“Anger’s the most troublesome emotion in family life.”

All you have to do is scroll down your Facebook feed or flip on the news to realize there are a lot of angry people out there.

And if I’m being honest, there are times when anger simmers and wins in my own house.

So how do you squelch the anger? There’s no magic pill, but I think it starts with how well we love each other in our families.

Recently we had the pleasure of having Dr. Gary Chapman as a guest on our Parent Cue Live Podcast. I got so much out of the podcast, I ordered the book he discussed: The Love Languages of Children : The Secret to Loving Children Effectively. That seems like a pretty good secret to know. Most of us already feel stressed out and overwhelmed. We don’t need more to do; we just need to do some things better. Gary Chapman and Ross Campbell suggest we focus on learning and speaking our children’s love language!

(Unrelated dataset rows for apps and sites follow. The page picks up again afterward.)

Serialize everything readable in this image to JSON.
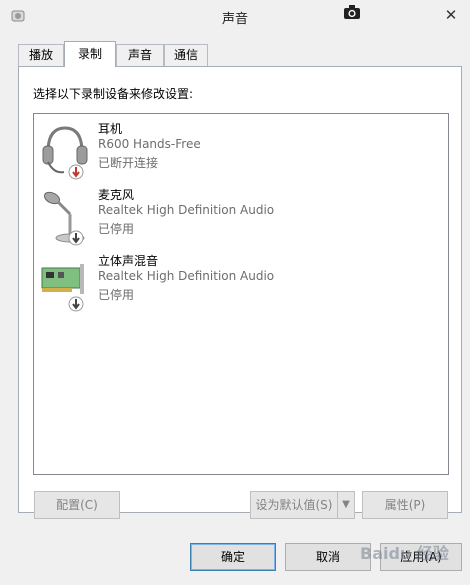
{
  "window": {
    "title": "声音"
  },
  "tabs": [
    {
      "label": "播放",
      "active": false
    },
    {
      "label": "录制",
      "active": true
    },
    {
      "label": "声音",
      "active": false
    },
    {
      "label": "通信",
      "active": false
    }
  ],
  "instruction": "选择以下录制设备来修改设置:",
  "devices": [
    {
      "name": "耳机",
      "description": "R600 Hands-Free",
      "status": "已断开连接",
      "icon": "headset-icon",
      "badge": "disconnected"
    },
    {
      "name": "麦克风",
      "description": "Realtek High Definition Audio",
      "status": "已停用",
      "icon": "microphone-icon",
      "badge": "disabled"
    },
    {
      "name": "立体声混音",
      "description": "Realtek High Definition Audio",
      "status": "已停用",
      "icon": "sound-card-icon",
      "badge": "disabled"
    }
  ],
  "buttons": {
    "configure": "配置(C)",
    "set_default": "设为默认值(S)",
    "properties": "属性(P)",
    "ok": "确定",
    "cancel": "取消",
    "apply": "应用(A)"
  },
  "watermark": "Baidu 经验",
  "colors": {
    "disconnected_badge": "#c0392b",
    "disabled_badge": "#444444",
    "panel_bg": "#ffffff",
    "window_bg": "#f0f0f0"
  }
}
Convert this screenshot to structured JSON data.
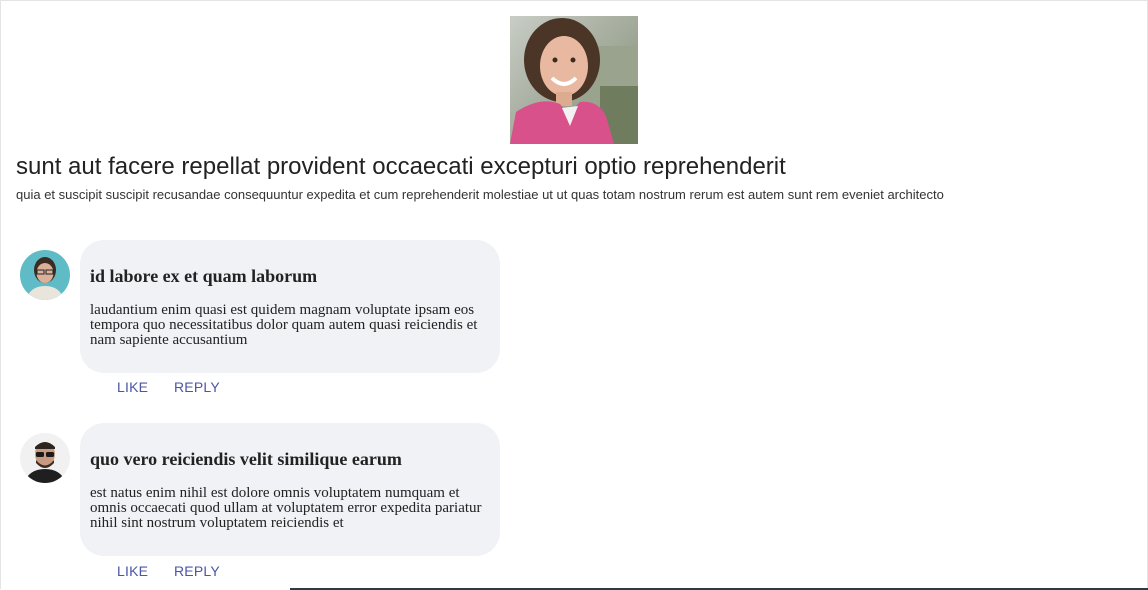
{
  "post": {
    "title": "sunt aut facere repellat provident occaecati excepturi optio reprehenderit",
    "body": "quia et suscipit suscipit recusandae consequuntur expedita et cum reprehenderit molestiae ut ut quas totam nostrum rerum est autem sunt rem eveniet architecto"
  },
  "comments": [
    {
      "title": "id labore ex et quam laborum",
      "body": "laudantium enim quasi est quidem magnam voluptate ipsam eos tempora quo necessitatibus dolor quam autem quasi reiciendis et nam sapiente accusantium",
      "like_label": "LIKE",
      "reply_label": "REPLY"
    },
    {
      "title": "quo vero reiciendis velit similique earum",
      "body": "est natus enim nihil est dolore omnis voluptatem numquam et omnis occaecati quod ullam at voluptatem error expedita pariatur nihil sint nostrum voluptatem reiciendis et",
      "like_label": "LIKE",
      "reply_label": "REPLY"
    }
  ],
  "colors": {
    "action_link": "#4a56a6",
    "bubble_bg": "#f0f2f5"
  }
}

They unpack the idea of intentionally filling up our children’s emotional love tanks. If our childrens’ love tanks are on empty, it will be hard for them to be or do their best, and they are more likely to get angry or act out. We can fill their “love tanks” more effectively when we focus on learning each of our children’s unique love language. Every person is individually wired to receive and understand love in different ways. So it’s important to discover when and how our children feel loved by us.


1. Physical Touch is the easiest (and sometimes most awkward) love language.
  • Boys typically get a lot of physical touch from playing games and rough housing, but it’s important to look for other opportunities too.
  • Girls who don’t experience physical touch regularly and safely from Dad and others often go to extremes– quietly withdrawing or craving a lot of attention and reassurance from boys in unhealthy ways.
2. Words of Affirmation call out what’s at the core of each child or teen.
  • More than general praise, it is specifically pointing out characteristics and abilities that make them one-of-a-kind.
  • Finding opportunities to affirm kids more than 3 times a day gives them courage to keep going and attempt even more.
3. Spending Quality Time says, “You’re important. I like being with you.”
  • A lot of childhood misbehavior is an attempt to get more attention from Mom and Dad, even if it is negative attention.
  • Punishments like “time out” or sending them to their room really hurt kids or teens that desperately want positive time together.
4. Meaningful Gifts are symbols of love and hold special memories.
  • There’s no doubt kids and teens love presents, but they don’t make up for not being physically present and available.
  • As kids get older, it’s best for them to help choose their gifts or for the gifts we give to affirm something we know about them.
5. Acts of Service are the big and little things we do that prove we care.
  • Part of a parent’s job description is to cook, clean, carpool, grocery shop, do laundry, repeat. Instead of seeing them as chores, see them as ways to show love.
  • Surprise older kids, occasionally, by doing things for they are expected to do for themselves.

You’ll want to make sure you give your kids a healthy dose of all five of these, but start thinking about what your kids respond to most. Even better, take the assessment on the The 5 love languages website.

Then do something specific this week to speak in your child’s love language. Post a picture on social media of it using #parentcue by February 15th for a chance to win a copy of The Five Love Languages for Children.

Share in the comments below what you do to love your kids in the way they understand. I’ll share some of things I’m doing in my next article.